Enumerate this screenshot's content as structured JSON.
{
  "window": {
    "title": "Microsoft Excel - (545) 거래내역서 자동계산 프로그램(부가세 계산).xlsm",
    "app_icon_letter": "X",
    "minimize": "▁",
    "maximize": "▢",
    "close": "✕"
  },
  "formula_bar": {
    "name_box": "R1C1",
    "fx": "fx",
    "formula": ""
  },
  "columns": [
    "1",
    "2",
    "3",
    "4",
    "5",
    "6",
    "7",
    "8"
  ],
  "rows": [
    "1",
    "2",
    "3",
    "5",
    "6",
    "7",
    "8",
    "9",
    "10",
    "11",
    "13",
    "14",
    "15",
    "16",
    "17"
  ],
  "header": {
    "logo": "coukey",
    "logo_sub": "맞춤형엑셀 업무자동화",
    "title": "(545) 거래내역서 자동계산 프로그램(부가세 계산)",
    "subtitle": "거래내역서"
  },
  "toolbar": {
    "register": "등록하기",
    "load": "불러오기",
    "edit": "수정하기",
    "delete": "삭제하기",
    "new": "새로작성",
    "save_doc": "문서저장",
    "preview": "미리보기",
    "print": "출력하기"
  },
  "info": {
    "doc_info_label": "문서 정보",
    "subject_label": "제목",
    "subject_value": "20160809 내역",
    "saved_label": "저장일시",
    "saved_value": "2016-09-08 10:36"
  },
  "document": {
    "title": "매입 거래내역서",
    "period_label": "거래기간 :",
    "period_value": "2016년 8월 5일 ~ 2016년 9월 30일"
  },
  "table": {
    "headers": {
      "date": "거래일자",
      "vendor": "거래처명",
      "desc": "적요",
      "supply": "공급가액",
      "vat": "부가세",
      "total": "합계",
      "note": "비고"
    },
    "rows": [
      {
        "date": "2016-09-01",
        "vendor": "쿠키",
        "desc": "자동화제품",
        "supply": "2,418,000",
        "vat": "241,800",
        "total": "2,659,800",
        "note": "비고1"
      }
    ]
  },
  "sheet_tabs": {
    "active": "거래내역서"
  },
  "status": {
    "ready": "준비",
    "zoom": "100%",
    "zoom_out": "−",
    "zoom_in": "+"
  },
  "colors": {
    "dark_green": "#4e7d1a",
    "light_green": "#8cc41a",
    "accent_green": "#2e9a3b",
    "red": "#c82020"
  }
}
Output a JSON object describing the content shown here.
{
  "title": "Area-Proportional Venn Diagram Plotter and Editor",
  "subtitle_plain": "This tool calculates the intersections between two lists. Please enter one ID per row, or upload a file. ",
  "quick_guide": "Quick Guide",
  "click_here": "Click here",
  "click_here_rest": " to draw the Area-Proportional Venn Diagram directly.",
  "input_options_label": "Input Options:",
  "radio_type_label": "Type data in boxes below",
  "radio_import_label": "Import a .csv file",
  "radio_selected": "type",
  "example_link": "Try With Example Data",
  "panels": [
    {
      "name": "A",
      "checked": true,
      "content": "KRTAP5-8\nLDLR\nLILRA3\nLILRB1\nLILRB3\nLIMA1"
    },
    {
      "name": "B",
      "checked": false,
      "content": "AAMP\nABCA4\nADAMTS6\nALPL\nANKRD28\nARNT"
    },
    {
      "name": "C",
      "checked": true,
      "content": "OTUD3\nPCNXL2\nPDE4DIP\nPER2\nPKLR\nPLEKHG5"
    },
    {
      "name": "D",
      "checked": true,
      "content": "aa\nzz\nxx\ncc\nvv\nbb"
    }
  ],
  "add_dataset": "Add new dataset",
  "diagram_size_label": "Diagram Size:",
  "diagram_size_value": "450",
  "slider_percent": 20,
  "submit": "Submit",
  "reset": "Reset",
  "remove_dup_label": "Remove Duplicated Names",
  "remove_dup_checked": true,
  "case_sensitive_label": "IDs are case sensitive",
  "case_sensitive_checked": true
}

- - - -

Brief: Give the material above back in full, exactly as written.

Answer box:
Enumerate this screenshot's content as structured JSON.
{
  "window": {
    "title": "Microsoft Excel - (545) 거래내역서 자동계산 프로그램(부가세 계산).xlsm",
    "app_icon_letter": "X",
    "minimize": "▁",
    "maximize": "▢",
    "close": "✕"
  },
  "formula_bar": {
    "name_box": "R1C1",
    "fx": "fx",
    "formula": ""
  },
  "columns": [
    "1",
    "2",
    "3",
    "4",
    "5",
    "6",
    "7",
    "8"
  ],
  "rows": [
    "1",
    "2",
    "3",
    "5",
    "6",
    "7",
    "8",
    "9",
    "10",
    "11",
    "13",
    "14",
    "15",
    "16",
    "17"
  ],
  "header": {
    "logo": "coukey",
    "logo_sub": "맞춤형엑셀 업무자동화",
    "title": "(545) 거래내역서 자동계산 프로그램(부가세 계산)",
    "subtitle": "거래내역서"
  },
  "toolbar": {
    "register": "등록하기",
    "load": "불러오기",
    "edit": "수정하기",
    "delete": "삭제하기",
    "new": "새로작성",
    "save_doc": "문서저장",
    "preview": "미리보기",
    "print": "출력하기"
  },
  "info": {
    "doc_info_label": "문서 정보",
    "subject_label": "제목",
    "subject_value": "20160809 내역",
    "saved_label": "저장일시",
    "saved_value": "2016-09-08 10:36"
  },
  "document": {
    "title": "매입 거래내역서",
    "period_label": "거래기간 :",
    "period_value": "2016년 8월 5일 ~ 2016년 9월 30일"
  },
  "table": {
    "headers": {
      "date": "거래일자",
      "vendor": "거래처명",
      "desc": "적요",
      "supply": "공급가액",
      "vat": "부가세",
      "total": "합계",
      "note": "비고"
    },
    "rows": [
      {
        "date": "2016-09-01",
        "vendor": "쿠키",
        "desc": "자동화제품",
        "supply": "2,418,000",
        "vat": "241,800",
        "total": "2,659,800",
        "note": "비고1"
      }
    ]
  },
  "sheet_tabs": {
    "active": "거래내역서"
  },
  "status": {
    "ready": "준비",
    "zoom": "100%",
    "zoom_out": "−",
    "zoom_in": "+"
  },
  "colors": {
    "dark_green": "#4e7d1a",
    "light_green": "#8cc41a",
    "accent_green": "#2e9a3b",
    "red": "#c82020"
  }
}
Output a JSON object describing the content shown here.
{
  "title": "Area-Proportional Venn Diagram Plotter and Editor",
  "subtitle_plain": "This tool calculates the intersections between two lists. Please enter one ID per row, or upload a file. ",
  "quick_guide": "Quick Guide",
  "click_here": "Click here",
  "click_here_rest": " to draw the Area-Proportional Venn Diagram directly.",
  "input_options_label": "Input Options:",
  "radio_type_label": "Type data in boxes below",
  "radio_import_label": "Import a .csv file",
  "radio_selected": "type",
  "example_link": "Try With Example Data",
  "panels": [
    {
      "name": "A",
      "checked": true,
      "content": "KRTAP5-8\nLDLR\nLILRA3\nLILRB1\nLILRB3\nLIMA1"
    },
    {
      "name": "B",
      "checked": false,
      "content": "AAMP\nABCA4\nADAMTS6\nALPL\nANKRD28\nARNT"
    },
    {
      "name": "C",
      "checked": true,
      "content": "OTUD3\nPCNXL2\nPDE4DIP\nPER2\nPKLR\nPLEKHG5"
    },
    {
      "name": "D",
      "checked": true,
      "content": "aa\nzz\nxx\ncc\nvv\nbb"
    }
  ],
  "add_dataset": "Add new dataset",
  "diagram_size_label": "Diagram Size:",
  "diagram_size_value": "450",
  "slider_percent": 20,
  "submit": "Submit",
  "reset": "Reset",
  "remove_dup_label": "Remove Duplicated Names",
  "remove_dup_checked": true,
  "case_sensitive_label": "IDs are case sensitive",
  "case_sensitive_checked": true
}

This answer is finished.